Wilhelm Fabry (also William Fabry, Guilelmus Fabricius Hildanus, or Fabricius von Hilden) (June 25, 1560 − February 15, 1634), often called the "Father of German surgery", was the first educated and scientific German surgeon. He is one of the most prominent scholars in the iatromechanics school and author of 20 medical books. His Observationum et Curationum Chirurgicarum Centuriae, published posthumously in 1641, is the best collection of case records of the century and gives clear insight into the variety and methods of his surgical practice.
His wife, Marie Colinet (or Fabry), was a Swiss midwife-surgeon who improved the techniques of cesarean section delivery. She helped her husband in his surgical practice and was the first (in 1624) to use a magnet to extract metal from a patient's eye (a technique still in use today). Fabry wrote a detailed description of the procedure in his Centuriae and, although he explicitly mentioned his wife as having invented it, was given credit for the discovery.
Fabry was born in Hilden. His birth town named the city museum (featuring surgical instruments and the like) after him, honoured him with a bronze bust in the market place, and named streets after himself and after his wife.
The city of Bern, where he died, named a street after him (Hildanusstrasse), using one of the Latin versions of his name.
- In 1579 - Badergeselle (surgeon's mate) in Düsseldorf of the extraordinary court surgeon Cosmas Slot.
- On July 25, 1587 - married to Marie Colinet, the daughter of Eustache Colinet, a Genevese printer.
- 1602 - 1615 Surgeon in Payerne (Switzerland) and Lausanne.
- 1615 - 1634 City Surgeon in Bern by appointment of the city council
- Georg Becker, Wilhelm Fabry von Hilden (Niederbergische Beiträge vol. 6, ed. Heinrich Strangmeier), Wuppertal 1957 (German)
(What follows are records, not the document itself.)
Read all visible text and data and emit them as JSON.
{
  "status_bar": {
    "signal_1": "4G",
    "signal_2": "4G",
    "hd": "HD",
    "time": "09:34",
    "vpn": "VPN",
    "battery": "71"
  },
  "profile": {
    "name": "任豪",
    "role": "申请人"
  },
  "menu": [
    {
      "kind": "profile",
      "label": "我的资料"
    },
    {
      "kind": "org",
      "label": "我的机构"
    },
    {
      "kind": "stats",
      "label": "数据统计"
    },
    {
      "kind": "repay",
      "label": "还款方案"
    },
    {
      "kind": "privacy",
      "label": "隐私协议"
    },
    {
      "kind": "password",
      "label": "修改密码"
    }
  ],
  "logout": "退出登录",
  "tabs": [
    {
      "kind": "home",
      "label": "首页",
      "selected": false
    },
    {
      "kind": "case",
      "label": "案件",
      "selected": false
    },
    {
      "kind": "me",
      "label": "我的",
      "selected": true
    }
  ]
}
- JONES E (1960). "THE LIFE AND WORKS OF GUILHELMUS FABRICIUS HILDANUS (1560–1634): PART I". Med Hist 4 (2): 112–34 contd. PMC 1034546. PMID 14407687.
- JONES EW (1960). "THE LIFE AND WORKS OF GUILHELMUS FABRICIUS HILDANUS (1560–1634): PART II". Med Hist 4 (3): 196–209. PMC 1034897. PMID 14407702.